Some might say the boy deserved what he got. Crime must have a reckoning, and a criminal a final retribution. The Church assures us of that. So would this be a parable? A fable? A scary story to tell little children at night? The moral of the story is what? What would Aesop say?
"Beware of a friend with an ulterior motive?"
"Men often mistake notoriety for fame?"
"The child is father to the man?"
"Every truth has two sides?"
What would the sister write? What will she tell? Why does she write? Is this her revenge on her silent family? Is this the vehicle of her deliverance, her penance to end her nightmares? Who will read this story, her mother, her father, her siblings, students, teachers, strangers, a literary agent?
She writes and finds herself an angry narrator. An angry narrator is an unreliable narrator. Yes?
Memory is a trick of the light. Five children growing up in the same family, five versions of their childhood. Each individual wound, each fragment of memory fits together like a puzzle putting shape to each truth. It explains too, the themes of each life, the failures, and the successes.
Inside each memory lies a kernel of truth. Not a factual truth, but a literal one. No matter how the kernel is housed, or what fabric it is wrapped in, or what colors are on the canvas, or which window the teller looks out of, the need to discover the truth is the reason a memory hangs in time.
In writing, memory must utilize different vehicles to discover each kernel of truth. Discovery could lie in first person point of view. What better way to tell a story than to put oneself back into the moment. The boy's sister tries that first but finds herself angry, or sad, or stuck. She shifts to the third person point of view and suddenly finds herself a fly on the wall, an outer eye observing the event. The picture is still painful but more precise. Third person? Maybe this is the way to tell the story?

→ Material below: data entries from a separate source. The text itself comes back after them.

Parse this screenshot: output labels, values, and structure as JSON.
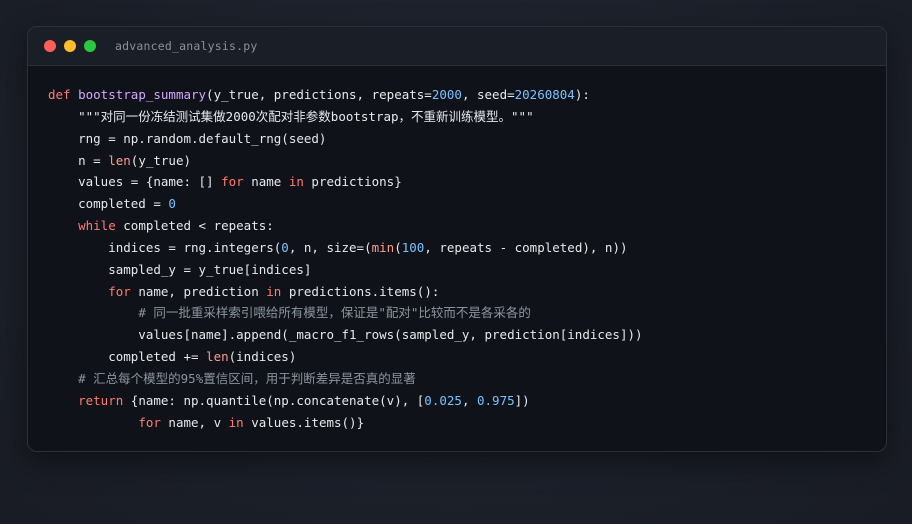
{
  "window": {
    "filename": "advanced_analysis.py"
  },
  "colors": {
    "keyword": "#ff7b72",
    "function": "#d2a8ff",
    "number": "#79c0ff",
    "comment": "#8b949e",
    "text": "#e6e8ea",
    "background": "#0f1319"
  },
  "code": {
    "lines": [
      [
        {
          "t": "kw",
          "v": "def "
        },
        {
          "t": "fn",
          "v": "bootstrap_summary"
        },
        {
          "t": "",
          "v": "(y_true, predictions, repeats="
        },
        {
          "t": "num",
          "v": "2000"
        },
        {
          "t": "",
          "v": ", seed="
        },
        {
          "t": "num",
          "v": "20260804"
        },
        {
          "t": "",
          "v": "):"
        }
      ],
      [
        {
          "t": "",
          "v": "    "
        },
        {
          "t": "str",
          "v": "\"\"\"对同一份冻结测试集做2000次配对非参数bootstrap，不重新训练模型。\"\"\""
        }
      ],
      [
        {
          "t": "",
          "v": "    rng = np.random.default_rng(seed)"
        }
      ],
      [
        {
          "t": "",
          "v": "    n = "
        },
        {
          "t": "bi",
          "v": "len"
        },
        {
          "t": "",
          "v": "(y_true)"
        }
      ],
      [
        {
          "t": "",
          "v": "    values = {name: [] "
        },
        {
          "t": "kw",
          "v": "for"
        },
        {
          "t": "",
          "v": " name "
        },
        {
          "t": "kw",
          "v": "in"
        },
        {
          "t": "",
          "v": " predictions}"
        }
      ],
      [
        {
          "t": "",
          "v": "    completed = "
        },
        {
          "t": "num",
          "v": "0"
        }
      ],
      [
        {
          "t": "",
          "v": "    "
        },
        {
          "t": "kw",
          "v": "while"
        },
        {
          "t": "",
          "v": " completed < repeats:"
        }
      ],
      [
        {
          "t": "",
          "v": "        indices = rng.integers("
        },
        {
          "t": "num",
          "v": "0"
        },
        {
          "t": "",
          "v": ", n, size=("
        },
        {
          "t": "bi",
          "v": "min"
        },
        {
          "t": "",
          "v": "("
        },
        {
          "t": "num",
          "v": "100"
        },
        {
          "t": "",
          "v": ", repeats - completed), n))"
        }
      ],
      [
        {
          "t": "",
          "v": "        sampled_y = y_true[indices]"
        }
      ],
      [
        {
          "t": "",
          "v": "        "
        },
        {
          "t": "kw",
          "v": "for"
        },
        {
          "t": "",
          "v": " name, prediction "
        },
        {
          "t": "kw",
          "v": "in"
        },
        {
          "t": "",
          "v": " predictions.items():"
        }
      ],
      [
        {
          "t": "",
          "v": "            "
        },
        {
          "t": "cm",
          "v": "# 同一批重采样索引喂给所有模型，保证是\"配对\"比较而不是各采各的"
        }
      ],
      [
        {
          "t": "",
          "v": "            values[name].append(_macro_f1_rows(sampled_y, prediction[indices]))"
        }
      ],
      [
        {
          "t": "",
          "v": "        completed += "
        },
        {
          "t": "bi",
          "v": "len"
        },
        {
          "t": "",
          "v": "(indices)"
        }
      ],
      [
        {
          "t": "",
          "v": "    "
        },
        {
          "t": "cm",
          "v": "# 汇总每个模型的95%置信区间，用于判断差异是否真的显著"
        }
      ],
      [
        {
          "t": "",
          "v": "    "
        },
        {
          "t": "kw",
          "v": "return"
        },
        {
          "t": "",
          "v": " {name: np.quantile(np.concatenate(v), ["
        },
        {
          "t": "num",
          "v": "0.025"
        },
        {
          "t": "",
          "v": ", "
        },
        {
          "t": "num",
          "v": "0.975"
        },
        {
          "t": "",
          "v": "])"
        }
      ],
      [
        {
          "t": "",
          "v": "            "
        },
        {
          "t": "kw",
          "v": "for"
        },
        {
          "t": "",
          "v": " name, v "
        },
        {
          "t": "kw",
          "v": "in"
        },
        {
          "t": "",
          "v": " values.items()}"
        }
      ]
    ]
  }
}
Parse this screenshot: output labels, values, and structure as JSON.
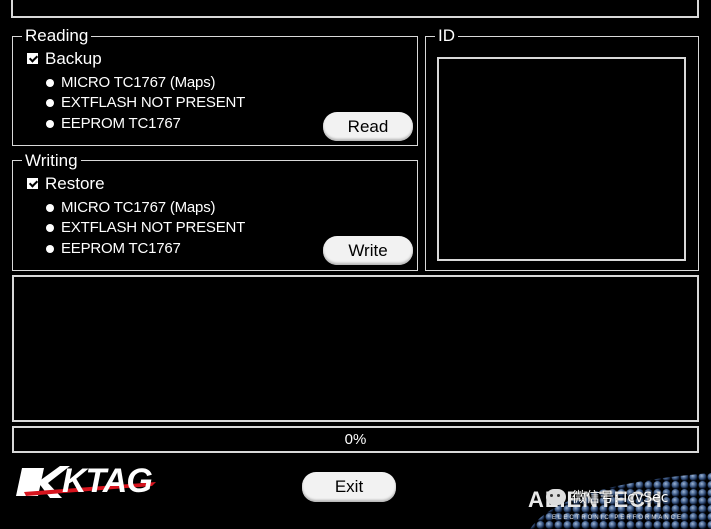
{
  "reading": {
    "title": "Reading",
    "checkbox_label": "Backup",
    "options": [
      "MICRO TC1767 (Maps)",
      "EXTFLASH NOT PRESENT",
      "EEPROM TC1767"
    ],
    "button": "Read"
  },
  "writing": {
    "title": "Writing",
    "checkbox_label": "Restore",
    "options": [
      "MICRO TC1767 (Maps)",
      "EXTFLASH NOT PRESENT",
      "EEPROM TC1767"
    ],
    "button": "Write"
  },
  "id_panel": {
    "title": "ID"
  },
  "progress": {
    "text": "0%",
    "value": 0
  },
  "exit_button": "Exit",
  "brand": {
    "ktag_logo": "KTAG",
    "alientech_logo": "ALIENTECH",
    "tagline": "ELECTRONIC PERFORMANCE",
    "watermark": "微信号: IcvSec"
  },
  "colors": {
    "border": "#d9d9d9",
    "background": "#000000",
    "accent_red": "#d7141e"
  }
}
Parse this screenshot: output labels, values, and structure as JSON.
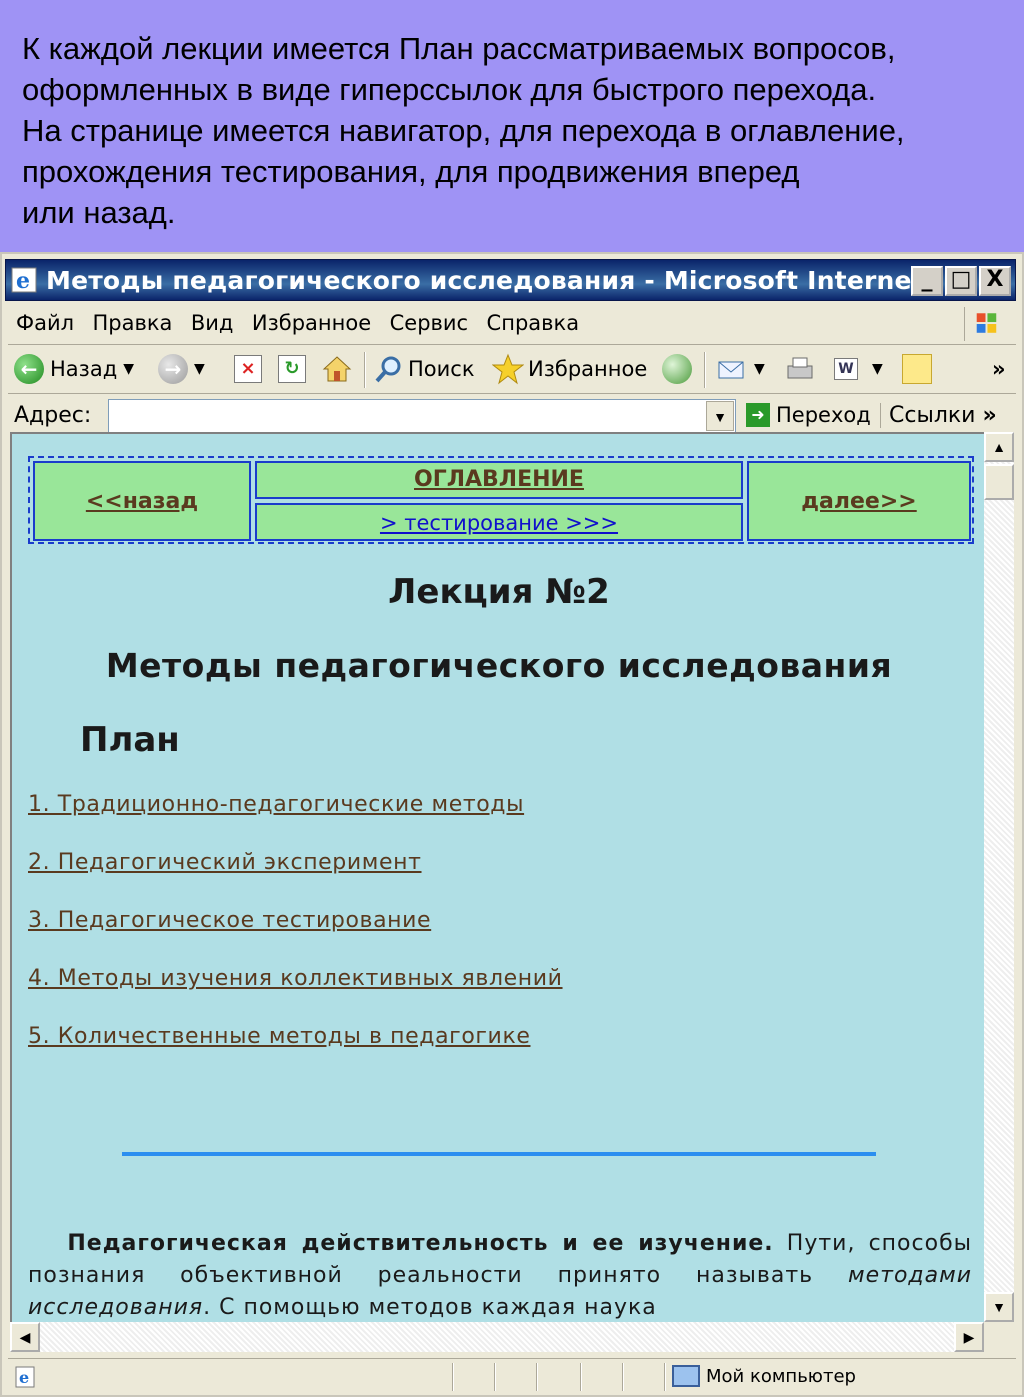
{
  "caption": {
    "text": "  К каждой лекции имеется План рассматриваемых вопросов,\nоформленных в виде гиперссылок для быстрого перехода.\nНа странице имеется навигатор, для перехода в оглавление,\nпрохождения тестирования, для продвижения вперед\nили назад."
  },
  "window": {
    "title": "Методы педагогического исследования - Microsoft Internet...",
    "min_glyph": "_",
    "max_glyph": "□",
    "close_glyph": "X"
  },
  "menu": {
    "items": [
      "Файл",
      "Правка",
      "Вид",
      "Избранное",
      "Сервис",
      "Справка"
    ]
  },
  "toolbar": {
    "back_label": "Назад",
    "search_label": "Поиск",
    "favorites_label": "Избранное",
    "more_glyph": "»"
  },
  "address": {
    "label": "Адрес:",
    "value": "",
    "go_label": "Переход",
    "links_label": "Ссылки",
    "more_glyph": "»"
  },
  "nav": {
    "back": "<<назад",
    "toc": "ОГЛАВЛЕНИЕ",
    "test": "> тестирование >>>",
    "next": "далее>>"
  },
  "page": {
    "lecture": "Лекция №2",
    "topic": "Методы педагогического исследования",
    "plan_heading": "План",
    "plan_items": [
      "1. Традиционно-педагогические методы",
      "2. Педагогический эксперимент",
      "3. Педагогическое тестирование",
      "4. Методы изучения коллективных явлений",
      "5. Количественные методы в педагогике"
    ],
    "para_bold": "Педагогическая действительность и ее изучение.",
    "para_text1": " Пути, способы познания объективной реальности принято называть ",
    "para_italic": "методами исследования",
    "para_text2": ". С помощью методов каждая наука"
  },
  "status": {
    "zone": "Мой компьютер"
  },
  "colors": {
    "caption_bg": "#9f93f5",
    "page_bg": "#b0dfe5",
    "nav_cell_bg": "#99e699",
    "link_brown": "#5a3a1f",
    "rule_blue": "#2b8ef0"
  }
}
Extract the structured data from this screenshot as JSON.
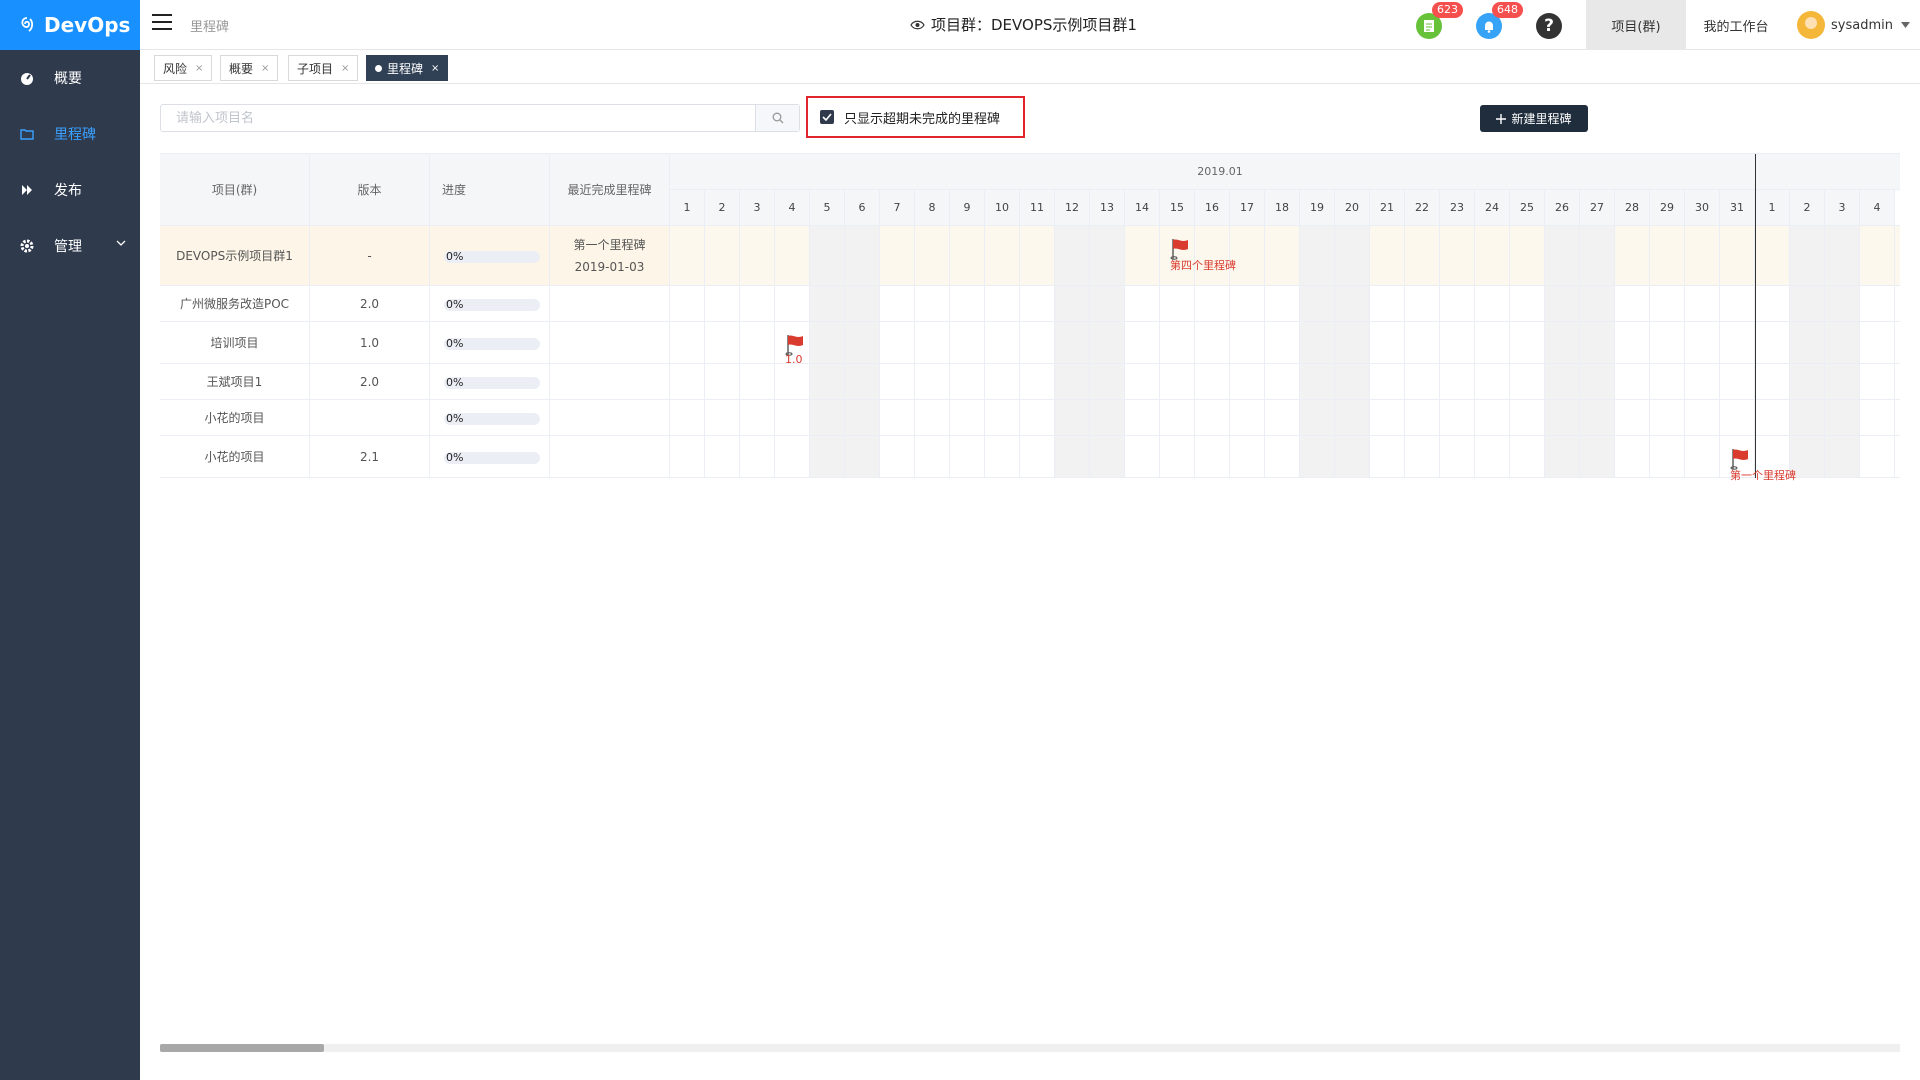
{
  "app": {
    "logo_text": "DevOps"
  },
  "sidebar": {
    "items": [
      {
        "label": "概要",
        "icon": "dashboard-icon"
      },
      {
        "label": "里程碑",
        "icon": "folder-icon"
      },
      {
        "label": "发布",
        "icon": "forward-icon"
      },
      {
        "label": "管理",
        "icon": "gear-icon"
      }
    ]
  },
  "header": {
    "breadcrumb": "里程碑",
    "project_title": "项目群：DEVOPS示例项目群1",
    "badge_docs": "623",
    "badge_notify": "648",
    "tab_project": "项目(群)",
    "tab_workbench": "我的工作台",
    "username": "sysadmin"
  },
  "tabs": [
    {
      "label": "风险"
    },
    {
      "label": "概要"
    },
    {
      "label": "子项目"
    },
    {
      "label": "里程碑"
    }
  ],
  "toolbar": {
    "search_placeholder": "请输入项目名",
    "filter_label": "只显示超期未完成的里程碑",
    "filter_checked": true,
    "new_button": "新建里程碑"
  },
  "table": {
    "headers": {
      "project": "项目(群)",
      "version": "版本",
      "progress": "进度",
      "recent": "最近完成里程碑"
    },
    "rows": [
      {
        "project": "DEVOPS示例项目群1",
        "version": "-",
        "progress": "0%",
        "recent": "第一个里程碑",
        "recent_date": "2019-01-03"
      },
      {
        "project": "广州微服务改造POC",
        "version": "2.0",
        "progress": "0%",
        "recent": "",
        "recent_date": ""
      },
      {
        "project": "培训项目",
        "version": "1.0",
        "progress": "0%",
        "recent": "",
        "recent_date": ""
      },
      {
        "project": "王斌项目1",
        "version": "2.0",
        "progress": "0%",
        "recent": "",
        "recent_date": ""
      },
      {
        "project": "小花的项目",
        "version": "",
        "progress": "0%",
        "recent": "",
        "recent_date": ""
      },
      {
        "project": "小花的项目",
        "version": "2.1",
        "progress": "0%",
        "recent": "",
        "recent_date": ""
      }
    ]
  },
  "calendar": {
    "month": "2019.01",
    "days": [
      "1",
      "2",
      "3",
      "4",
      "5",
      "6",
      "7",
      "8",
      "9",
      "10",
      "11",
      "12",
      "13",
      "14",
      "15",
      "16",
      "17",
      "18",
      "19",
      "20",
      "21",
      "22",
      "23",
      "24",
      "25",
      "26",
      "27",
      "28",
      "29",
      "30",
      "31",
      "1",
      "2",
      "3",
      "4"
    ],
    "weekends": [
      "5",
      "6",
      "12",
      "13",
      "19",
      "20",
      "26",
      "27",
      "2",
      "3"
    ],
    "today_after": "31"
  },
  "milestones": [
    {
      "row": 0,
      "day": "15",
      "label": "第四个里程碑"
    },
    {
      "row": 2,
      "day": "4",
      "label": "1.0"
    },
    {
      "row": 5,
      "day": "31",
      "label": "第一个里程碑"
    }
  ],
  "colors": {
    "accent": "#1890ff",
    "sidebar": "#2f3a4d",
    "flag": "#d93b2e",
    "highlight_row": "#fdf6e8",
    "weekend": "#f2f2f2"
  }
}
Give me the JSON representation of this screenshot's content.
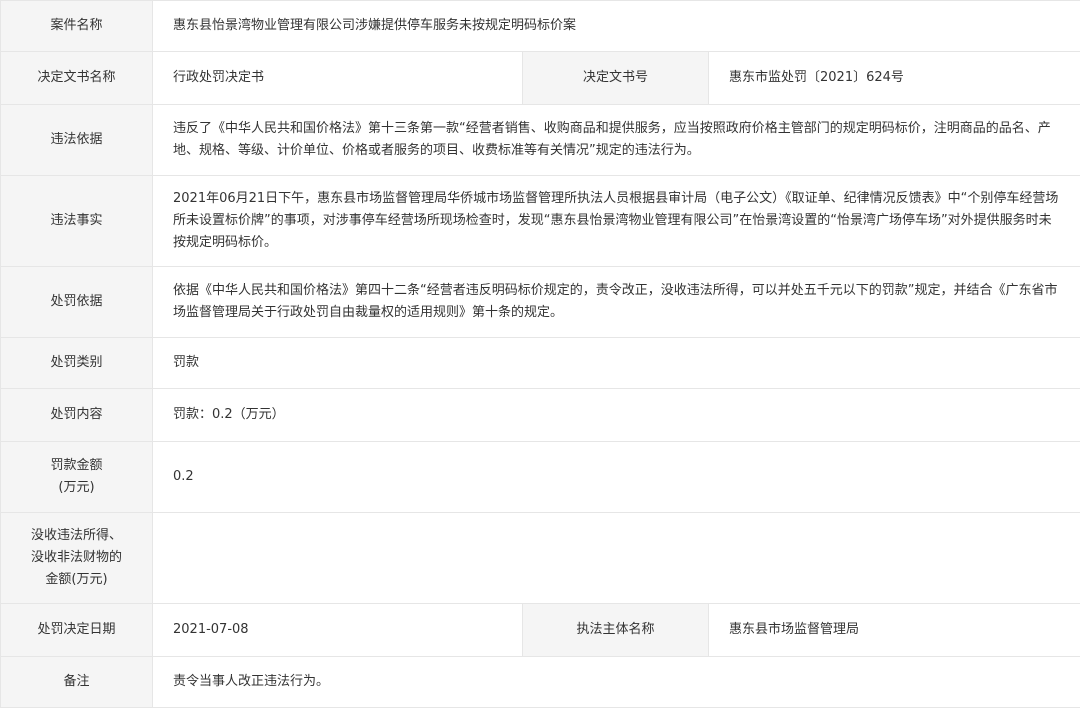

And what about characters? The character of the father must be fleshed out or he assumes the cliché of monster. He wasn't just a monster, was he? He had motives, traumas of his own, mental incapacitates, circumstances of poverty, ignorance, abuse beyond his control. In truth, he was charming, generous, handsome, funny, intelligent, and responsible. He always made sure there was food on the table and a roof over his family's head.
More than he ever had growing up. He did do the best he could.
And there is of course the proof of his value and importance, the almighty Curriculum Vita, as thick as a Webster Unabridged Dictionary. He was a monster at home but when he left the house, he was a successful, middle class academic with a penchant for genius and drama. There were students who worshipped him. His colleagues respected him. Can a man like this only be seen through one set of eyes?
Should the reader be allowed to feel sympathy for this man? As the plot thickens, what if the father gets cancer, an especially fast-moving deadly sort. One day he's a monster and the next day, he's a lonely, broken old man who has just realized he has lived for the wrong reasons. He explains it all to his daughter. "I wanted to make you tough. You have to be tough in this world."
And what about the character of her brother? She loves her father and she loves her brother. Her brother is dead. He doesn't care what she writes. Her father is alive. Should she keep quiet again to protect her father?
This is good stuff to write about. Real life is so much better than fiction. But she is on the fence now, unsure of her motives. How can she write when the truth keeps shifting and she can't put her finger on the story? What is truth anyway, she asks herself over and over? Does it even matter?
About the author:
Sonja Mongar is earning an MFA in Creative Nonfiction at the University of New Orleans. She also teaches at the University of Puerto Rico, Mayaguez. She can be reached at or online at academic.uprm.edu/~smongar.